Perhaps you’ve heard about…

  • The 12-year-old who downloaded a bunch of pirated movies for no particular reason.  He was later punished with a $4,000 fine and his family could have been sued for far more.
  • The lady who discovered that a total stranger knew everything about her teenaged daughter, including her address, school, friends, relatives, and the names of her family members.
  • The young job-seeker who didn’t get the coveted position he really wanted, due in part to the college party photos the hiring manager saw on the applicant’s social network page.
  • One exposure to a virus, worm or Trojan can open up a computer to attacks from hackers – a problem that gets worse if the home computer is linked to a parent's office network or contains sensitive work data.

There is a saying in the Internet world, “If it’s online, it’s forever,” a piece of cyber wisdom that all of us should always consider before clicking on the Send, Post, or Upload buttons.

According to one network security expert, information that is posted on the web should be regarded as permanent just 20 minutes after posting or uploading – even if the originator has deleted the file.  An instructive essay on the forever-ness of Internet, “The Web Means the End of Forgetting,” was published a few years ago the New York Times.

The Internet Safety website of the Washington State Attorney General explains it like this:

“Many teens are very casual with giving out personal information online because they fail to fully understand the ramifications of doing so. You will rarely feel any immediate negative consequences for giving out information. Much of the time you may never understand that there is a connection between something we, a friend, or family member posted and a subsequent consequence.
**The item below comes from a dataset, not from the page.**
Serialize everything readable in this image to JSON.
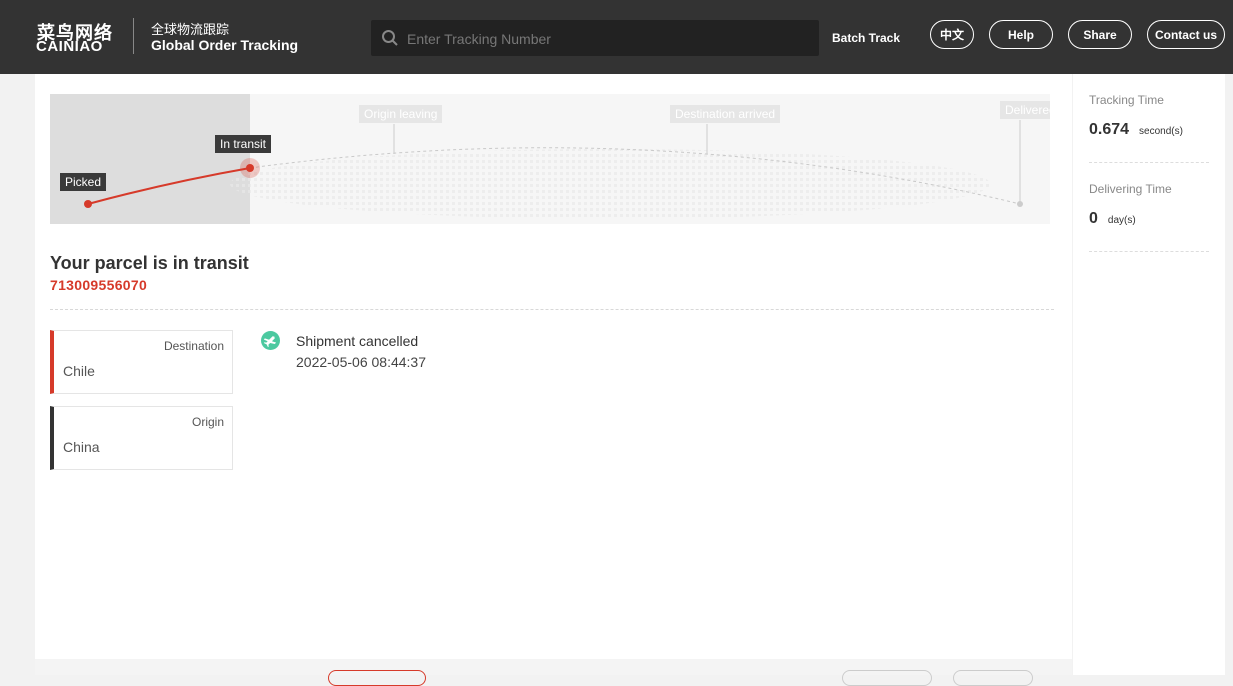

Think of each piece of information as a drop of water. When a drop of water lands, it is either absorbed, evaporates, or becomes part of a body of water and is indistinguishable from any other drop. But this is not the case with online information.

Comments, actions, or images once posted online may stay long after you delete the material from your site or request a friend to delete your information from their site. You won’t know who else has downloaded what you wrote or what search engine crawled and stored a photo. You can’t know who else sees your comments and judges you by them, nor will you have the opportunity, in most cases, to offer an explanation.

If you want to shed an earlier image and move in new directions, your previous postings may make doing so very difficult. Perhaps an old relationship that you do not want to be associated with any longer remains online for anybody to see. You may have had embarrassing moments documented that won’t go away.

What seemed like a good idea at the time may come back to haunt you in a variety of ways. So think before you post. It is far easier to think twice and refrain from posting than it is to try to take it back.”

Teenagers, What Can You Do?

  • Get permission from mom or dad, their wisdom and experiences provide insight to actual and potential consequences.
  • Be open about your online activities with your Mom or Dad to help you stay accountable, never trust a “close friend” to be your accountability partner for online activities.
  • Consider giving your parents your passwords.
  • Say something like “This Is Permanent” to yourself each time you are ready to hit the Send or Post button.  Have someone take a look at that tweet, email or posting if you are unsure.
  • If you see, read or receive something online that gets your heart racing uncomfortably – don’t just delete it – show it to your parents, a school administrator, or law enforcement officer so they can explain to you about the concern your heart is trying to tell you.
  • If it’s too good to be true, it probably is – always verify before you click.
  • Never plagiarize from online material.  You want to earn the credit for what you do, not steal the credit someone else earned – and teachers have apps that detect plagiarism.
  • Learn how your electronic devices, computers, and the Internet actually work so you understand how they empower and pose risks to you.

Mom/Dad, What Can You Do?

  • Always balance privacy and paranoia when it comes to your child’s online activities and newfound freedom of connectivity.
  • Internet-connected devices belong in the common areas of your home – the family room, kitchen and dining room – not the bedroom.
  • Install Antivirus and Content Blocking and logging technology on laptops AND smart phones….and keep it up to date.
  • Turn on all of the logging capabilities available, show your kids the logs, and explain how and why that access helps you to protect them.
  • On laptops, setup two IDs, one for your teen with restrictions and one for you. 
  • Explore these new tools together with them.  If you find yourself saying, “I don’t know anything about this Internet stuff,” take a class at the library or online to learn the power and potential pitfalls of the internet.
  • Be private and conservative in your own Internet activities as an example to your kids.